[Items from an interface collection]
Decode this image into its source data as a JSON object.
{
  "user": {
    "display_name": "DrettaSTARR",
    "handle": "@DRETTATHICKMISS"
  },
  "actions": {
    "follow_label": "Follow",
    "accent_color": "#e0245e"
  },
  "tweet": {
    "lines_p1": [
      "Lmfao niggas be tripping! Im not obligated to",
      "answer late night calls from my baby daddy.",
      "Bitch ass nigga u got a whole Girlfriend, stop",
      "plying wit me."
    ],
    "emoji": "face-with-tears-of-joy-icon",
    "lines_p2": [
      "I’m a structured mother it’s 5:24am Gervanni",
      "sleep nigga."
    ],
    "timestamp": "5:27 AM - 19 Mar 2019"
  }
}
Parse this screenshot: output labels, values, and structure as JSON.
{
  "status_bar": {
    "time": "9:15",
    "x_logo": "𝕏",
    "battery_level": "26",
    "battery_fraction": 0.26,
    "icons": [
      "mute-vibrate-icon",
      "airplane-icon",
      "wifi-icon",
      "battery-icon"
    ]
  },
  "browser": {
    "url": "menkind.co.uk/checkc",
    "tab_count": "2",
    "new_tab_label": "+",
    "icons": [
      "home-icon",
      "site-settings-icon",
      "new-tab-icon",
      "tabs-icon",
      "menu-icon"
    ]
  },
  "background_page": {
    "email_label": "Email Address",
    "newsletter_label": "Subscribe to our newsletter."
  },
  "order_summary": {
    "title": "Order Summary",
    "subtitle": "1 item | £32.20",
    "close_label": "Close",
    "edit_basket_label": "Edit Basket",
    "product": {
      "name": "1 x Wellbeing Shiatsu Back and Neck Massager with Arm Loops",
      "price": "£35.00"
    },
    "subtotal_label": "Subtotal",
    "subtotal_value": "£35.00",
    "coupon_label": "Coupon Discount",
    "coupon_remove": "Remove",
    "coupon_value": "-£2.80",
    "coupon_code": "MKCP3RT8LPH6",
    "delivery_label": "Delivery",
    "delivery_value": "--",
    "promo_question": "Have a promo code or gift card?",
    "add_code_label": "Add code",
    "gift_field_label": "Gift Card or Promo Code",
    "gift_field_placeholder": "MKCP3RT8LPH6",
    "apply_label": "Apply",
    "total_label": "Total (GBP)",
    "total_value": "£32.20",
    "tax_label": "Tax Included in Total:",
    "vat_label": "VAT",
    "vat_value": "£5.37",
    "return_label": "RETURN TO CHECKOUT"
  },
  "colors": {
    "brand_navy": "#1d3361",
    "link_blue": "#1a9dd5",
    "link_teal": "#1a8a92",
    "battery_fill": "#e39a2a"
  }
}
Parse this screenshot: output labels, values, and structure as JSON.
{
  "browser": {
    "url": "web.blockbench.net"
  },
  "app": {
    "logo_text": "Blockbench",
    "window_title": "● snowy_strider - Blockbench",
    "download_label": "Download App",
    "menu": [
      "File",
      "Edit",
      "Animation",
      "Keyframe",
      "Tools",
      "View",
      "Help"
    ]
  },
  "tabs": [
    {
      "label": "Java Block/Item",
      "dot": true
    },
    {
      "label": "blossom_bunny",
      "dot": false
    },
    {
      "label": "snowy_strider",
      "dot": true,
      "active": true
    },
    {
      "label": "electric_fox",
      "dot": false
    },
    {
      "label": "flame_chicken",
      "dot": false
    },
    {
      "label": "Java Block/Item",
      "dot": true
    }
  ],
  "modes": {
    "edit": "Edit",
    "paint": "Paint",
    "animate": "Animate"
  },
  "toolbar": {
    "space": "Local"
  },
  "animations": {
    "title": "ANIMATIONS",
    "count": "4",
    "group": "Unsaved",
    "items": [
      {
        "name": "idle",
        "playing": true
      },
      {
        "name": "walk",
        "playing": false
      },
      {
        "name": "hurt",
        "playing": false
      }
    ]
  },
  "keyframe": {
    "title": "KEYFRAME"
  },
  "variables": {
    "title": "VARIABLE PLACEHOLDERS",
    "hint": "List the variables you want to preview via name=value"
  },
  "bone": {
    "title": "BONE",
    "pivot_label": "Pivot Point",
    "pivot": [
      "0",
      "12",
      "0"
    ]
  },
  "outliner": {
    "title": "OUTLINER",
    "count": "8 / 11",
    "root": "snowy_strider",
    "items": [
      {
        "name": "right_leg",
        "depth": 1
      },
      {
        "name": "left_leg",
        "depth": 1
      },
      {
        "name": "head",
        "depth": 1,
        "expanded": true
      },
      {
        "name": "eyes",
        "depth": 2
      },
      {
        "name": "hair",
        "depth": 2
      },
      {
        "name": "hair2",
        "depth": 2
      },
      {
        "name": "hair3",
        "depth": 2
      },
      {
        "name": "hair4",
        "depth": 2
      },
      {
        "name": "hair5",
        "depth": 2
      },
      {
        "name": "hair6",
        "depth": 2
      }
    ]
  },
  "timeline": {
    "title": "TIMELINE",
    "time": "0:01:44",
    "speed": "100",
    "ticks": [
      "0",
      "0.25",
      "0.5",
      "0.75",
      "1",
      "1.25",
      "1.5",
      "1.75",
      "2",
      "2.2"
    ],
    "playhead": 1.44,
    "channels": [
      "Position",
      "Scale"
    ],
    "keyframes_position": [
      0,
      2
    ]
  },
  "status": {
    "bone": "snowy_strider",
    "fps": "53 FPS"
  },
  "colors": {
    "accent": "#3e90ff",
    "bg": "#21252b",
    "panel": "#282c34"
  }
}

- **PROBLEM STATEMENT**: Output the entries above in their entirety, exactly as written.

- **THE ANSWER**:
Decode this image into its source data as a JSON object.
{
  "user": {
    "display_name": "DrettaSTARR",
    "handle": "@DRETTATHICKMISS"
  },
  "actions": {
    "follow_label": "Follow",
    "accent_color": "#e0245e"
  },
  "tweet": {
    "lines_p1": [
      "Lmfao niggas be tripping! Im not obligated to",
      "answer late night calls from my baby daddy.",
      "Bitch ass nigga u got a whole Girlfriend, stop",
      "plying wit me."
    ],
    "emoji": "face-with-tears-of-joy-icon",
    "lines_p2": [
      "I’m a structured mother it’s 5:24am Gervanni",
      "sleep nigga."
    ],
    "timestamp": "5:27 AM - 19 Mar 2019"
  }
}
Parse this screenshot: output labels, values, and structure as JSON.
{
  "status_bar": {
    "time": "9:15",
    "x_logo": "𝕏",
    "battery_level": "26",
    "battery_fraction": 0.26,
    "icons": [
      "mute-vibrate-icon",
      "airplane-icon",
      "wifi-icon",
      "battery-icon"
    ]
  },
  "browser": {
    "url": "menkind.co.uk/checkc",
    "tab_count": "2",
    "new_tab_label": "+",
    "icons": [
      "home-icon",
      "site-settings-icon",
      "new-tab-icon",
      "tabs-icon",
      "menu-icon"
    ]
  },
  "background_page": {
    "email_label": "Email Address",
    "newsletter_label": "Subscribe to our newsletter."
  },
  "order_summary": {
    "title": "Order Summary",
    "subtitle": "1 item | £32.20",
    "close_label": "Close",
    "edit_basket_label": "Edit Basket",
    "product": {
      "name": "1 x Wellbeing Shiatsu Back and Neck Massager with Arm Loops",
      "price": "£35.00"
    },
    "subtotal_label": "Subtotal",
    "subtotal_value": "£35.00",
    "coupon_label": "Coupon Discount",
    "coupon_remove": "Remove",
    "coupon_value": "-£2.80",
    "coupon_code": "MKCP3RT8LPH6",
    "delivery_label": "Delivery",
    "delivery_value": "--",
    "promo_question": "Have a promo code or gift card?",
    "add_code_label": "Add code",
    "gift_field_label": "Gift Card or Promo Code",
    "gift_field_placeholder": "MKCP3RT8LPH6",
    "apply_label": "Apply",
    "total_label": "Total (GBP)",
    "total_value": "£32.20",
    "tax_label": "Tax Included in Total:",
    "vat_label": "VAT",
    "vat_value": "£5.37",
    "return_label": "RETURN TO CHECKOUT"
  },
  "colors": {
    "brand_navy": "#1d3361",
    "link_blue": "#1a9dd5",
    "link_teal": "#1a8a92",
    "battery_fill": "#e39a2a"
  }
}
Parse this screenshot: output labels, values, and structure as JSON.
{
  "browser": {
    "url": "web.blockbench.net"
  },
  "app": {
    "logo_text": "Blockbench",
    "window_title": "● snowy_strider - Blockbench",
    "download_label": "Download App",
    "menu": [
      "File",
      "Edit",
      "Animation",
      "Keyframe",
      "Tools",
      "View",
      "Help"
    ]
  },
  "tabs": [
    {
      "label": "Java Block/Item",
      "dot": true
    },
    {
      "label": "blossom_bunny",
      "dot": false
    },
    {
      "label": "snowy_strider",
      "dot": true,
      "active": true
    },
    {
      "label": "electric_fox",
      "dot": false
    },
    {
      "label": "flame_chicken",
      "dot": false
    },
    {
      "label": "Java Block/Item",
      "dot": true
    }
  ],
  "modes": {
    "edit": "Edit",
    "paint": "Paint",
    "animate": "Animate"
  },
  "toolbar": {
    "space": "Local"
  },
  "animations": {
    "title": "ANIMATIONS",
    "count": "4",
    "group": "Unsaved",
    "items": [
      {
        "name": "idle",
        "playing": true
      },
      {
        "name": "walk",
        "playing": false
      },
      {
        "name": "hurt",
        "playing": false
      }
    ]
  },
  "keyframe": {
    "title": "KEYFRAME"
  },
  "variables": {
    "title": "VARIABLE PLACEHOLDERS",
    "hint": "List the variables you want to preview via name=value"
  },
  "bone": {
    "title": "BONE",
    "pivot_label": "Pivot Point",
    "pivot": [
      "0",
      "12",
      "0"
    ]
  },
  "outliner": {
    "title": "OUTLINER",
    "count": "8 / 11",
    "root": "snowy_strider",
    "items": [
      {
        "name": "right_leg",
        "depth": 1
      },
      {
        "name": "left_leg",
        "depth": 1
      },
      {
        "name": "head",
        "depth": 1,
        "expanded": true
      },
      {
        "name": "eyes",
        "depth": 2
      },
      {
        "name": "hair",
        "depth": 2
      },
      {
        "name": "hair2",
        "depth": 2
      },
      {
        "name": "hair3",
        "depth": 2
      },
      {
        "name": "hair4",
        "depth": 2
      },
      {
        "name": "hair5",
        "depth": 2
      },
      {
        "name": "hair6",
        "depth": 2
      }
    ]
  },
  "timeline": {
    "title": "TIMELINE",
    "time": "0:01:44",
    "speed": "100",
    "ticks": [
      "0",
      "0.25",
      "0.5",
      "0.75",
      "1",
      "1.25",
      "1.5",
      "1.75",
      "2",
      "2.2"
    ],
    "playhead": 1.44,
    "channels": [
      "Position",
      "Scale"
    ],
    "keyframes_position": [
      0,
      2
    ]
  },
  "status": {
    "bone": "snowy_strider",
    "fps": "53 FPS"
  },
  "colors": {
    "accent": "#3e90ff",
    "bg": "#21252b",
    "panel": "#282c34"
  }
}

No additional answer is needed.